Changa Bell founded the Black Male Yoga Initiative in 2015 to teach Black men and boys in the community the importance of holistic health
Changa Bell, of Baltimore, grew up watching his father do yoga, but he wasn’t very interested in the discipline throughout most of his life.
That all changed in the early 2000s when Bell began suffering from a heart condition that he says forced him to transform his lifestyle. With that, he turned to his father and decided to pick up yoga as he worked to improve his physical and mental health.
“I was raised in the ’80s and yoga was totally not the cool things to do, but I always grew up having yoga as a part of my life,” Bell, now 46, tells PEOPLE. “I had a major health infraction and I wanted to do better. I needed to turn my life around. I was in the yoga studio to save my own life.”

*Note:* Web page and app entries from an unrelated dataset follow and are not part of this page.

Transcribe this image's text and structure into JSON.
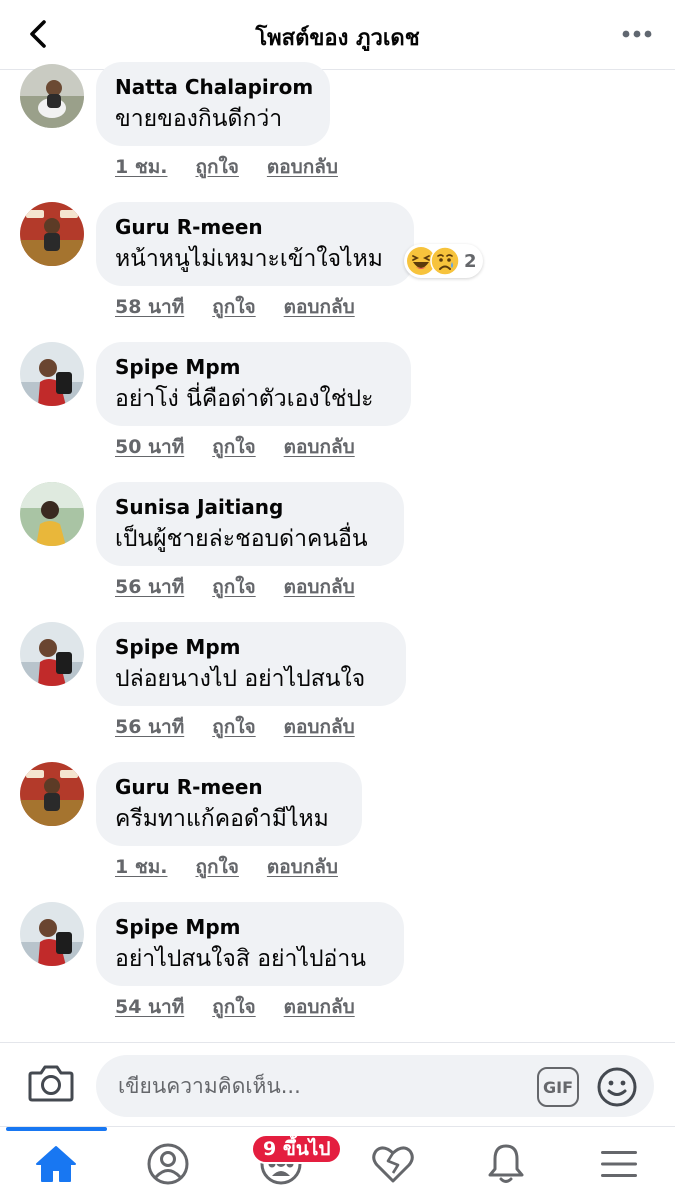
{
  "header": {
    "title": "โพสต์ของ ภูวเดช",
    "back_icon": "chevron-left-icon",
    "more_icon": "more-horizontal-icon"
  },
  "comments": [
    {
      "author": "Natta Chalapirom",
      "text": "ขายของกินดีกว่า",
      "time": "1 ชม.",
      "like": "ถูกใจ",
      "reply": "ตอบกลับ"
    },
    {
      "author": "Guru R-meen",
      "text": "หน้าหนูไม่เหมาะเข้าใจไหม",
      "time": "58 นาที",
      "like": "ถูกใจ",
      "reply": "ตอบกลับ",
      "reactions": {
        "icons": [
          "haha-reaction-icon",
          "sad-reaction-icon"
        ],
        "count": "2"
      }
    },
    {
      "author": "Spipe Mpm",
      "text": "อย่าโง่ นี่คือด่าตัวเองใช่ปะ",
      "time": "50 นาที",
      "like": "ถูกใจ",
      "reply": "ตอบกลับ"
    },
    {
      "author": "Sunisa Jaitiang",
      "text": "เป็นผู้ชายล่ะชอบด่าคนอื่น",
      "time": "56 นาที",
      "like": "ถูกใจ",
      "reply": "ตอบกลับ"
    },
    {
      "author": "Spipe Mpm",
      "text": "ปล่อยนางไป อย่าไปสนใจ",
      "time": "56 นาที",
      "like": "ถูกใจ",
      "reply": "ตอบกลับ"
    },
    {
      "author": "Guru R-meen",
      "text": "ครีมทาแก้คอดำมีไหม",
      "time": "1 ชม.",
      "like": "ถูกใจ",
      "reply": "ตอบกลับ"
    },
    {
      "author": "Spipe Mpm",
      "text": "อย่าไปสนใจสิ อย่าไปอ่าน",
      "time": "54 นาที",
      "like": "ถูกใจ",
      "reply": "ตอบกลับ"
    }
  ],
  "composer": {
    "placeholder": "เขียนความคิดเห็น...",
    "gif_label": "GIF",
    "camera_icon": "camera-icon",
    "emoji_icon": "emoji-smile-icon"
  },
  "tabbar": {
    "tabs": [
      {
        "icon": "home-icon",
        "active": true
      },
      {
        "icon": "profile-icon"
      },
      {
        "icon": "groups-icon"
      },
      {
        "icon": "dating-heart-icon"
      },
      {
        "icon": "bell-icon"
      },
      {
        "icon": "menu-icon"
      }
    ],
    "groups_badge": "9 ขึ้นไป"
  },
  "colors": {
    "accent": "#1877f2",
    "bubble": "#f0f2f5",
    "secondary_text": "#65676b",
    "badge": "#e41e3f"
  }
}
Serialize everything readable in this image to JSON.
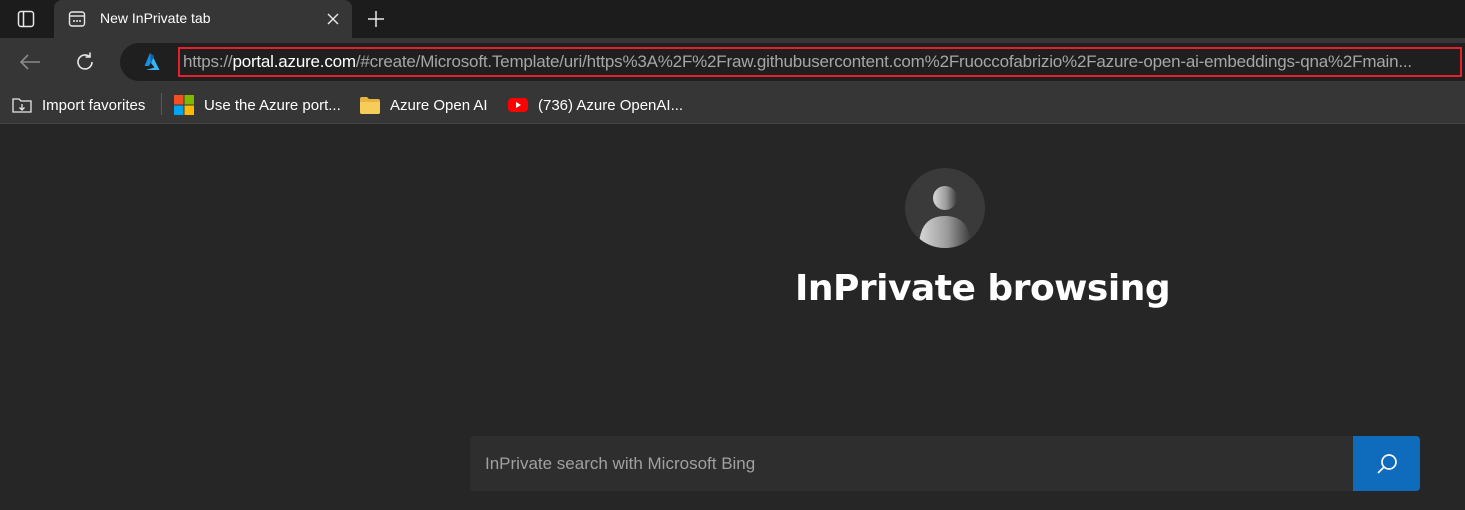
{
  "tab": {
    "title": "New InPrivate tab"
  },
  "address": {
    "url_prefix": "https://",
    "url_host": "portal.azure.com",
    "url_rest": "/#create/Microsoft.Template/uri/https%3A%2F%2Fraw.githubusercontent.com%2Fruoccofabrizio%2Fazure-open-ai-embeddings-qna%2Fmain..."
  },
  "favorites": [
    {
      "label": "Import favorites",
      "icon": "import-favorites-icon"
    },
    {
      "label": "Use the Azure port...",
      "icon": "microsoft-logo-icon"
    },
    {
      "label": "Azure Open AI",
      "icon": "folder-icon"
    },
    {
      "label": "(736) Azure OpenAI...",
      "icon": "youtube-icon"
    }
  ],
  "page": {
    "heading": "InPrivate browsing",
    "search_placeholder": "InPrivate search with Microsoft Bing"
  },
  "colors": {
    "accent": "#0f6cbd",
    "highlight_border": "#e3202b"
  }
}
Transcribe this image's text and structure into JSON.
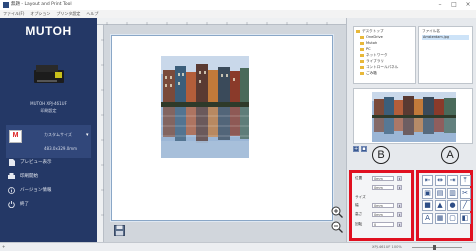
{
  "titlebar": {
    "title": "無題 - Layout and Print Tool",
    "minimize": "–",
    "maximize": "□",
    "close": "×"
  },
  "menu": [
    "ファイル(F)",
    "オプション",
    "プリンタ設定",
    "ヘルプ"
  ],
  "nav": {
    "logo": "MUTOH",
    "printer_name": "MUTOH XPJ-461UF",
    "printer_status": "印刷設定",
    "media": {
      "icon_letter": "M",
      "type": "カスタムサイズ",
      "size": "483.0x329.0mm"
    },
    "items": [
      {
        "icon": "document-icon",
        "label": "プレビュー表示"
      },
      {
        "icon": "print-icon",
        "label": "印刷開始"
      },
      {
        "icon": "info-icon",
        "label": "バージョン情報"
      },
      {
        "icon": "power-icon",
        "label": "終了"
      }
    ]
  },
  "file_browser": {
    "tree": [
      "デスクトップ",
      "OneDrive",
      "Mutoh",
      "PC",
      "ネットワーク",
      "ライブラリ",
      "コントロールパネル",
      "ごみ箱"
    ],
    "file_header": "ファイル名",
    "selected_file": "Amsterdam.jpg"
  },
  "labels": {
    "b": "B",
    "a": "A"
  },
  "properties": {
    "rows": [
      {
        "label": "位置",
        "value": "0mm"
      },
      {
        "label": "",
        "value": "0mm"
      },
      {
        "label": "サイズ",
        "value": ""
      },
      {
        "label": "幅",
        "value": "0mm"
      },
      {
        "label": "高さ",
        "value": "0mm"
      },
      {
        "label": "回転",
        "value": "0"
      }
    ]
  },
  "tools": [
    {
      "name": "align-left-tool",
      "glyph": "⇤"
    },
    {
      "name": "align-center-tool",
      "glyph": "⇹"
    },
    {
      "name": "align-right-tool",
      "glyph": "⇥"
    },
    {
      "name": "align-top-tool",
      "glyph": "⤒"
    },
    {
      "name": "image-tool",
      "glyph": "▣"
    },
    {
      "name": "picture-tool",
      "glyph": "▤"
    },
    {
      "name": "picture-alt-tool",
      "glyph": "▥"
    },
    {
      "name": "crop-tool",
      "glyph": "✂"
    },
    {
      "name": "rectangle-tool",
      "glyph": "■"
    },
    {
      "name": "triangle-tool",
      "glyph": "▲"
    },
    {
      "name": "ellipse-tool",
      "glyph": "●"
    },
    {
      "name": "line-tool",
      "glyph": "╱"
    },
    {
      "name": "text-tool",
      "glyph": "A"
    },
    {
      "name": "qr-code-tool",
      "glyph": "▦"
    },
    {
      "name": "rounded-rect-tool",
      "glyph": "▢"
    },
    {
      "name": "fill-tool",
      "glyph": "◧"
    }
  ],
  "status": {
    "left": "+",
    "right": "XPJ-461UF  100%"
  }
}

With that, Bell began studying yoga and eventually became a certified instructor. But the dad of six didn’t stop there. He wanted to help fellow Black men in the Maryland area to find the healing he did through yoga. So, he founded the Black Male Yoga Initiative (BMYI) in 2015.
He says he decided to launch the organization specifically for Black men for several reasons.

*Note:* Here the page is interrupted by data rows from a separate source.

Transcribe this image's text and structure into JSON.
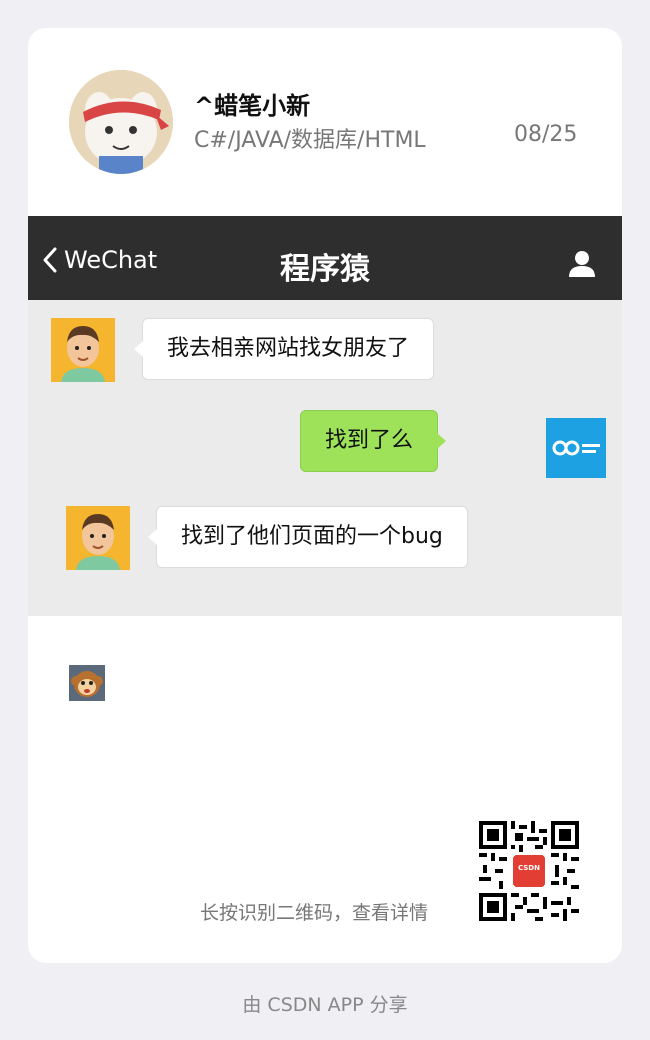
{
  "author": {
    "name": "^蜡笔小新",
    "bio": "C#/JAVA/数据库/HTML",
    "date": "08/25"
  },
  "wechat": {
    "back_label": "WeChat",
    "title": "程序猿",
    "messages": [
      {
        "side": "left",
        "text": "我去相亲网站找女朋友了"
      },
      {
        "side": "right",
        "text": "找到了么"
      },
      {
        "side": "left",
        "text": "找到了他们页面的一个bug"
      }
    ]
  },
  "qr": {
    "caption": "长按识别二维码，查看详情",
    "badge": "CSDN"
  },
  "footer": "由 CSDN APP 分享",
  "colors": {
    "background": "#efeff4",
    "navbar": "#2e2e2e",
    "chat_bg": "#ebebeb",
    "sent_bubble": "#9ee25a",
    "brand_red": "#e33e33"
  }
}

“A major factor was my own personal discomfort in yoga studios. I didn’t feel anybody cared about whether I was there or not. It seemed like I was being judged over my appearance and I didn’t fit the mold,” Bell admits.
“I just didn’t want others to feel that way. And once I did indeed get myself better, I wanted to make sure other men didn’t feel the same way I did. I wanted to create a space where they could be themselves and be better.”
Bell says he founded the organization to teach Black men in the community about the importance of holistic health through yoga. His goal? To encourage more Black men to become certified yoga instructors.
“Black women were already coming to yoga in droves and improving their health statistically,” Bell says. “So I wanted to focus on men because we were dropping like flies, so to speak, and not focusing on health and being open to healing.”
Black Americans are 20 percent more likely to experience serious mental health issues than the general population, including depression, attention deficit hyperactivity disorder and post traumatic stress disorder, the National Alliance on Mental Illness reported, citing the Health and Human Services Office of Minority Health. Black Americans are also at greater risk for societal circumstances that increase the risk of mental illness (like homelessness and exposure to violence).
There is a negative stigma surrounding mental health in the Black community, so very few seek help for such issues. Thus, Bell knew it wouldn’t be easy to persuade Black men (young and old) to attend his classes.
“It’s still a work in progress,” Bell laughs. “Getting men to follow you as a yogi is hard, so I have to model the lifestyle. I just try to stay centered and be who I am and that resonates with people. I show that it’s okay to love openly, it’s okay to love yourself. It’s really modeling this openness and ability to grow spiritually that I think really resonates.”
Now, dozens of men show up to the classes in Baltimore and Bell even travels around the country teaching and talking about the importance of holistic health. Soon, BMYI will hold four classes a week at five locations in the area. Bell says he’s excited to reach even more Black men and boys, as he’s seen a positive change in the people who already attend.
“I’ve seen changes in their emotions. They’ve talked to us about changes in their home life, in terms of literally being ‘different people.’ Sometimes their wives will come in and say, ‘I don’t know what you’re doing, but keep on doing it!’ Right now it’s been a lot of emotions, mood, and anger management changes for the positive!”
Bell and his BMYI team hope to eventually help at least 1,000 Black men become licensed yoga instructors.